No, the sassy pair of wits show up in my dreams to….talk. We discuss writing, mostly, and the twisty bits involved in creating satire. I suppose this means that my ultimate fantasy would be the duo considering me a colleague, the highest honor my dreaming mind could fashion in order to distract me from the nightmares of roaming bloodsuckers. Colbert shows up more often, probably because I identify more with him, a Southern boy who has taken the redneck creed of “Hey, y’all, watch this,” to dizzying heights. I admire both of them, and the massive teams behind each personality, for the subtle turns of phrase and piercing humor. Last time, after a really stressful week of bad dreams, they showed up with some of their writing staff, and we swapped anecdotes as the dreamscape swirled around us all, the backdrop changing like a geographic kaleidoscope. I woke up refreshed, happy and comforted.

 

Are we all connected through dreamtime? My logical side scoffs, but it is outnumbered by all my flights of fancy. However it happens, I’m thankful that every now and then, I get a break from the scares and have a chance to laugh at them, just like I do four evenings a week in front of the TV.

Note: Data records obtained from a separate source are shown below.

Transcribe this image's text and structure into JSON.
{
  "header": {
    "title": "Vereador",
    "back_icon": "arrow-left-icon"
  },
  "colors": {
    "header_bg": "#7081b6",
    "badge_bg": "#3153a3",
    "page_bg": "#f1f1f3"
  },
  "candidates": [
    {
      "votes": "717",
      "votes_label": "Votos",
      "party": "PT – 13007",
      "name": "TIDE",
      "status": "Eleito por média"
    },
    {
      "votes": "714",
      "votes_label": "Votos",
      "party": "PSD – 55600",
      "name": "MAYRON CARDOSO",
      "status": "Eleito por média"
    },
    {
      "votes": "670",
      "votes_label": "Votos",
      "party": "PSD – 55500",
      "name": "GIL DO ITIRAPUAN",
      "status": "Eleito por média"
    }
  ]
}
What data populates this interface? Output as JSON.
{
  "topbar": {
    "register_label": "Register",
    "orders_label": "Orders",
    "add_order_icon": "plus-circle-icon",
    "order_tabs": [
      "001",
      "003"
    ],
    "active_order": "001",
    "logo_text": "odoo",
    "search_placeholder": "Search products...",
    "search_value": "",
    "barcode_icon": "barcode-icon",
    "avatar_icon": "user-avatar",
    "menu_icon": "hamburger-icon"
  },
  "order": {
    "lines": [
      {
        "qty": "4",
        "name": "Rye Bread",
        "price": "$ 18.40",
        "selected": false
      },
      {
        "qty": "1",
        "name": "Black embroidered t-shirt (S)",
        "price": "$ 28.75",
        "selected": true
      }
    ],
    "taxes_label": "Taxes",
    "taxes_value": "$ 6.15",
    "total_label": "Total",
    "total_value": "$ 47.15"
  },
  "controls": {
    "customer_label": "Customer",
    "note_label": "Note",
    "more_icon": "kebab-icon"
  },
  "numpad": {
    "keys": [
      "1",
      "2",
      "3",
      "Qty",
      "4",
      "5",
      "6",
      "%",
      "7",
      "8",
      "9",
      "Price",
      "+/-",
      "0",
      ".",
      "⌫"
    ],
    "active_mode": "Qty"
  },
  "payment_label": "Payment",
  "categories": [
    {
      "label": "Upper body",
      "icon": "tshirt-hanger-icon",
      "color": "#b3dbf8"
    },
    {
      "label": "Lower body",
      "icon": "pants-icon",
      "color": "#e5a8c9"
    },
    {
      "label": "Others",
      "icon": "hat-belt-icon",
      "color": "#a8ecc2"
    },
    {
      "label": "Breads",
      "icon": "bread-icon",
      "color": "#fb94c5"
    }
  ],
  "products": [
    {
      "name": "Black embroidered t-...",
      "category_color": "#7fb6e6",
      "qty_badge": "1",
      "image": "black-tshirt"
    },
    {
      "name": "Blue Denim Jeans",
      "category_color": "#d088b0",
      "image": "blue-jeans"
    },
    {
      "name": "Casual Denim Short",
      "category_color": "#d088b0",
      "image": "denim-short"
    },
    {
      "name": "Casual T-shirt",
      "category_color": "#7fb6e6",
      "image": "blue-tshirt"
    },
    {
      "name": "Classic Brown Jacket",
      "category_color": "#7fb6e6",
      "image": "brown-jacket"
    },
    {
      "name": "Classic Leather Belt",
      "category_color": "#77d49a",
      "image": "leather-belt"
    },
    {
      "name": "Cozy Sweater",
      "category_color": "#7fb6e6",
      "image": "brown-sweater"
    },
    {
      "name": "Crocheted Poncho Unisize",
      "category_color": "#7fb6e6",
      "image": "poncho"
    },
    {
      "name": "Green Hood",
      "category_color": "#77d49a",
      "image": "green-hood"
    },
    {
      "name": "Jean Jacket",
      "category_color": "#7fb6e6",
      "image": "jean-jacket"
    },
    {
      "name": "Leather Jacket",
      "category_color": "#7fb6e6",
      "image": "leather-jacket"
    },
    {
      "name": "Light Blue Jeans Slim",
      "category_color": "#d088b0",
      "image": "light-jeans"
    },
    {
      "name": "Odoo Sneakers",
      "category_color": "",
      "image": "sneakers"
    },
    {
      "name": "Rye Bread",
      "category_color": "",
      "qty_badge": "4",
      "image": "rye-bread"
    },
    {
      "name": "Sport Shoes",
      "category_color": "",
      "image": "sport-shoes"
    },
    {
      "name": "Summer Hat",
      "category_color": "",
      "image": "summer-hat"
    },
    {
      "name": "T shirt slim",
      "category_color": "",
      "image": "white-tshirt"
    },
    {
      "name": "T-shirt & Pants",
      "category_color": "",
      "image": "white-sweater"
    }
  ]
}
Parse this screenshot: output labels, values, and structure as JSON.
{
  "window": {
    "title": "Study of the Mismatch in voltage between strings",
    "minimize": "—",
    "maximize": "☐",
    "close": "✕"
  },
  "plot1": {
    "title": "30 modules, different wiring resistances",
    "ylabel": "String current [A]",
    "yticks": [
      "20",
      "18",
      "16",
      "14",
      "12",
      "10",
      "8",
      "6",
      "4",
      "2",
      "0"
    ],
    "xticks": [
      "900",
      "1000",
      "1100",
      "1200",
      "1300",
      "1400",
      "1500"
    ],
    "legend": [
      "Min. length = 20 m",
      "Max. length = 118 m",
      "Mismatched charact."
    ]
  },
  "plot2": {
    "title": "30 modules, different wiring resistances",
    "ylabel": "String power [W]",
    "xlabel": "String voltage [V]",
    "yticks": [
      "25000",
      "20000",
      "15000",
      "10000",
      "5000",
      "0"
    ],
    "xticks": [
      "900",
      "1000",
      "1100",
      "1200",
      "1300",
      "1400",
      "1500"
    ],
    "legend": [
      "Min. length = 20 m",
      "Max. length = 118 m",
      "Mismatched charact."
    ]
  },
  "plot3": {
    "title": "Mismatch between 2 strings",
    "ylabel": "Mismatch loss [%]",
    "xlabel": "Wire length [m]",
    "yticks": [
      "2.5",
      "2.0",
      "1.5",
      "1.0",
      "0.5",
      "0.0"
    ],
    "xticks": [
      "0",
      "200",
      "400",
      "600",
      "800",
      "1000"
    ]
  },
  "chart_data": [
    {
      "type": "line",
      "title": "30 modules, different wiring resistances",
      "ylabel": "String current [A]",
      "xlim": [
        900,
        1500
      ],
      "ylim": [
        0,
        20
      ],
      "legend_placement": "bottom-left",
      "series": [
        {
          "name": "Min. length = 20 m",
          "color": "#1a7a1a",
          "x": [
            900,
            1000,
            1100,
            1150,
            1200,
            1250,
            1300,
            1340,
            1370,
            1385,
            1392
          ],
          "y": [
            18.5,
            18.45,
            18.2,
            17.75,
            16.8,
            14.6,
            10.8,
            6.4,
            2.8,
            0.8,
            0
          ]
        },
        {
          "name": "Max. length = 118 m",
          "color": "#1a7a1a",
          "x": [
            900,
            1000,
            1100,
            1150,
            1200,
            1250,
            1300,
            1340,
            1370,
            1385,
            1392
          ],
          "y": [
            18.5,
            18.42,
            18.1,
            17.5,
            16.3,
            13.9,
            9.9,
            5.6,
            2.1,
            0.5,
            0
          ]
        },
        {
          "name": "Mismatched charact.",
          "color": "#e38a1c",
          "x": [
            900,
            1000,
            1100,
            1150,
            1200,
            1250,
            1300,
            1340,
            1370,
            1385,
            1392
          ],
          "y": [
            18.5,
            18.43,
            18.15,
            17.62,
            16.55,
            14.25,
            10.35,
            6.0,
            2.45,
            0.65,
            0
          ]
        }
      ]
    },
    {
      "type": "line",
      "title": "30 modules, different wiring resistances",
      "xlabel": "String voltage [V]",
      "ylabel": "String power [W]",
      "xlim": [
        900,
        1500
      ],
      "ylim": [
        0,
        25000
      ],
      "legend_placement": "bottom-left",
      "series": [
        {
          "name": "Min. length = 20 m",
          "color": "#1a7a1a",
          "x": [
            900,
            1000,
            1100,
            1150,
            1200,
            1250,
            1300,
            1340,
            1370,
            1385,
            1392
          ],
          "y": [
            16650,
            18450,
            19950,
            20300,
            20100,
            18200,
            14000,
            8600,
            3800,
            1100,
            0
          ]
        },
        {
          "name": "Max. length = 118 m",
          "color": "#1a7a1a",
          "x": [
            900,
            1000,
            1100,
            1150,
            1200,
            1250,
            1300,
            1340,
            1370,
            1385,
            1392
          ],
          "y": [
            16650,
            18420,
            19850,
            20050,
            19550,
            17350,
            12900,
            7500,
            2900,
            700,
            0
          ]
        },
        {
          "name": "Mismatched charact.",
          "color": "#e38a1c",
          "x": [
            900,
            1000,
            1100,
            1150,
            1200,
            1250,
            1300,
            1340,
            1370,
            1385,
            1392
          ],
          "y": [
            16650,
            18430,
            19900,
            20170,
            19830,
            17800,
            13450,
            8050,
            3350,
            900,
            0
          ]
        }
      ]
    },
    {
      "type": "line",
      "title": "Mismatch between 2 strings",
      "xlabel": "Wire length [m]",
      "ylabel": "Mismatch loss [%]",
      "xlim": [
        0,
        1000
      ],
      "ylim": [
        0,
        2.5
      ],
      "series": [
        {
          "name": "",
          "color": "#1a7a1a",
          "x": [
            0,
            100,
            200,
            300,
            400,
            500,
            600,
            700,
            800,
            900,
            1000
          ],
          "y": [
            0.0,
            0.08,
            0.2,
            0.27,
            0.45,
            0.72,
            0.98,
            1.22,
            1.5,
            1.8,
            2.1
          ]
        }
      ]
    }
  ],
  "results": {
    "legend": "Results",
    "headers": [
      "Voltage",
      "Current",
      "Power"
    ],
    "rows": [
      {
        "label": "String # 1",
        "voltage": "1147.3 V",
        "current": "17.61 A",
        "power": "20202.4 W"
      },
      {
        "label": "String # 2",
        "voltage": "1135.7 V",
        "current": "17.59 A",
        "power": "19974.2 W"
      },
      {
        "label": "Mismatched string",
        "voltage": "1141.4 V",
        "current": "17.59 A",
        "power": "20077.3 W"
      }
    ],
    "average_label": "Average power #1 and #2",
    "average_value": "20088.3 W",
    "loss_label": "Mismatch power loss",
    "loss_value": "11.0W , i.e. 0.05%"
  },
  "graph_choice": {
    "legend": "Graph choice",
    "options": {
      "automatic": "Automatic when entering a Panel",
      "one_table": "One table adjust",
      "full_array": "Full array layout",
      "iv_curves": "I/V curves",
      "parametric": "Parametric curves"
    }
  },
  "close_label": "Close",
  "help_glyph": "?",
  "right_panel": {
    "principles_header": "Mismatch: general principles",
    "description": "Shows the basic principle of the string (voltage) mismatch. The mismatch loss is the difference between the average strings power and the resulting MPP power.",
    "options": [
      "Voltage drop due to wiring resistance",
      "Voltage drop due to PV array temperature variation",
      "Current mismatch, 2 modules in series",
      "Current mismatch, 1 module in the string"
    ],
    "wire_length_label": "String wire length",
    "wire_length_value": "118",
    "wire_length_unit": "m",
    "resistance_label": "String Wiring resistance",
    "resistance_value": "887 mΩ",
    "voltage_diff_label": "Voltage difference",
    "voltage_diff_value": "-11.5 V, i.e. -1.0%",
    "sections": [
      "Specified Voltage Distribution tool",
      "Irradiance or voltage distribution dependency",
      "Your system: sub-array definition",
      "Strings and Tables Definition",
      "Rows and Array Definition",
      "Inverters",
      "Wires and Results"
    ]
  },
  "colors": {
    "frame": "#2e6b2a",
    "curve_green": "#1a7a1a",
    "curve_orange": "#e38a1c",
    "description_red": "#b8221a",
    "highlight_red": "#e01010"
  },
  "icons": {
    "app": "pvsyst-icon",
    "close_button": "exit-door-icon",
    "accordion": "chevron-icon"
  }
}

Salsa is my friend

As I gain strength and lose fat from my workouts, I have more challenges keeping to my diet plan. Namely, how do you make tofu, eggs, and chicken breast interesting night after night? Salsa. Condiments have become very important lately, especially low-sugar BBQ sauce, low-sodium soy sauce and pepper. These things keep me from getting bored, and allow my taste buds to have a little fun. One thing I've noticed is that flavor really 'pops' out now, without bread to dull it down. On rare occasions, I allow myself a slice of nicely sharp Cheddar cheese, along with some deli turkey. The taste is awesome, especially with a slice or two of pickled ginger. Mmmmm.

It's been a month since I started this journey, and I have learned something very important: you can get a decent meal anywhere. We've been on the road working a lot this month, and I've stayed on my diet at Hardee's, Arby's, McDonald's, various Chinese restaurants, Pizza Hut, Olive Garden and more. The most important ingredient in any meal out is one you bring yourself: willpower. I haven't had a slice of bread, a Twinkie, a box of French fries, anything, really, from my old habits, and I haven't been tempted. Every place has offered salads or other workable meals, and I don't feel deprived. That's because the initial weight came off fast, enough to keep me going strong. I'm edging toward 35 pounds lost, slowly working my way toward half my goal.

Weighty Issues

I took a few weeks off the internet, and the change has been good: I've now lost a total of 30 pounds, although I think a couple have slipped back on since I started strength training earlier this week. At first, my diet was extremely strict: no processed foods, no bread, no sugar, no red meat. Although that's what I'm still following, I've added a tiny bit to the portions, since my metabolism requires more for a gym workout. Every day, an hour of exercise, either cardio on the stationary bike and Gravity Rider to yoga to mountain biking on rough, hilly dirt roads to machines at the gym. While my weight hasn't gone down in a few days, my body fat percentage has, and I am starting to feel my muscles emerging from the fat, like long lost friends.

The highlight so far: going though my laundry the other day, setting aside the 2x and 3x clothes that will be donated to the local thrift store, and digging up old XL shirts to wash and wear. I've gone from a size 22-24 to a size 18, and I have no plans on stopping until I hit a size 8. That means buying most of my transitional clothes secondhand, so I don't breeze through a new wardrobe every three months.

I overcame a lot of fears to do this: we joined the local community center, which has a gym, a pool, and..gulp...showers. If you've ever been overweight, you know the fear of public showers. Luckily, these have little curtains, so you don't have to show your big butt around the locker room. My first workout there was Wednesday, and I shouldn't have worried: most people looked just like me, not a teeny pair of shorts in sight. Whew.